◆ WORK ORDER: Although the entries hold pictures, only their words are printed back, exactly as given.

---------- DATA IN THIS EXERCISE ----------

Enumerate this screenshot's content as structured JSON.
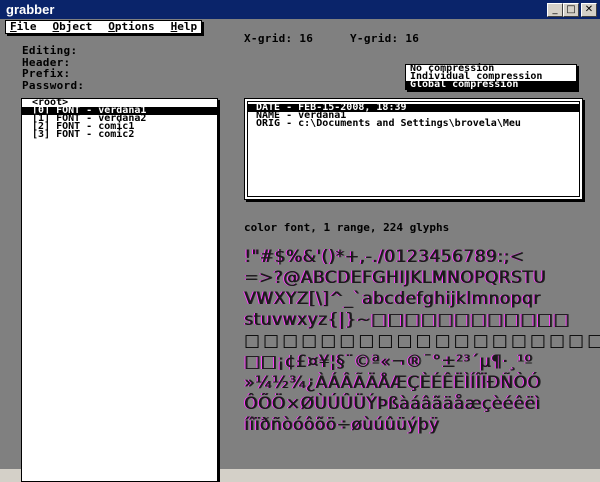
{
  "window": {
    "title": "grabber"
  },
  "menu": [
    "File",
    "Object",
    "Options",
    "Help"
  ],
  "labels": {
    "editing": "Editing:",
    "header": "Header:",
    "prefix": "Prefix:",
    "password": "Password:",
    "xgrid": "X-grid: 16",
    "ygrid": "Y-grid: 16"
  },
  "compression": {
    "options": [
      "No compression",
      "Individual compression",
      "Global compression"
    ],
    "selected": "Global compression"
  },
  "tree": {
    "root": "<root>",
    "items": [
      "[0] FONT - verdana1",
      "[1] FONT - verdana2",
      "[2] FONT - comic1",
      "[3] FONT - comic2"
    ],
    "selected_index": 0
  },
  "properties": {
    "rows": [
      "DATE - FEB-15-2008, 18:39",
      "NAME - verdana1",
      "ORIG - c:\\Documents and Settings\\brovela\\Meu"
    ],
    "selected_index": 0
  },
  "info": "color font, 1 range, 224 glyphs",
  "glyphs": {
    "rows": [
      " !\"#$%&'()*+,-./0123456789:;<",
      "=>?@ABCDEFGHIJKLMNOPQRSTU",
      "VWXYZ[\\]^_`abcdefghijklmnopqr",
      "stuvwxyz{|}~□□□□□□□□□□□□",
      "□□□□□□□□□□□□□□□□□□□□",
      "□□¡¢£¤¥¦§¨©ª«¬­®¯°±²³´µ¶·¸¹º",
      "»¼½¾¿ÀÁÂÃÄÅÆÇÈÉÊËÌÍÎÏÐÑÒÓ",
      "ÔÕÖ×ØÙÚÛÜÝÞßàáâãäåæçèéêëì",
      "íîïðñòóôõö÷øùúûüýþÿ"
    ]
  }
}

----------

◆ ANSWER BOX:
Enumerate this screenshot's content as structured JSON.
{
  "window": {
    "title": "grabber"
  },
  "menu": [
    "File",
    "Object",
    "Options",
    "Help"
  ],
  "labels": {
    "editing": "Editing:",
    "header": "Header:",
    "prefix": "Prefix:",
    "password": "Password:",
    "xgrid": "X-grid: 16",
    "ygrid": "Y-grid: 16"
  },
  "compression": {
    "options": [
      "No compression",
      "Individual compression",
      "Global compression"
    ],
    "selected": "Global compression"
  },
  "tree": {
    "root": "<root>",
    "items": [
      "[0] FONT - verdana1",
      "[1] FONT - verdana2",
      "[2] FONT - comic1",
      "[3] FONT - comic2"
    ],
    "selected_index": 0
  },
  "properties": {
    "rows": [
      "DATE - FEB-15-2008, 18:39",
      "NAME - verdana1",
      "ORIG - c:\\Documents and Settings\\brovela\\Meu"
    ],
    "selected_index": 0
  },
  "info": "color font, 1 range, 224 glyphs",
  "glyphs": {
    "rows": [
      " !\"#$%&'()*+,-./0123456789:;<",
      "=>?@ABCDEFGHIJKLMNOPQRSTU",
      "VWXYZ[\\]^_`abcdefghijklmnopqr",
      "stuvwxyz{|}~□□□□□□□□□□□□",
      "□□□□□□□□□□□□□□□□□□□□",
      "□□¡¢£¤¥¦§¨©ª«¬­®¯°±²³´µ¶·¸¹º",
      "»¼½¾¿ÀÁÂÃÄÅÆÇÈÉÊËÌÍÎÏÐÑÒÓ",
      "ÔÕÖ×ØÙÚÛÜÝÞßàáâãäåæçèéêëì",
      "íîïðñòóôõö÷øùúûüýþÿ"
    ]
  }
}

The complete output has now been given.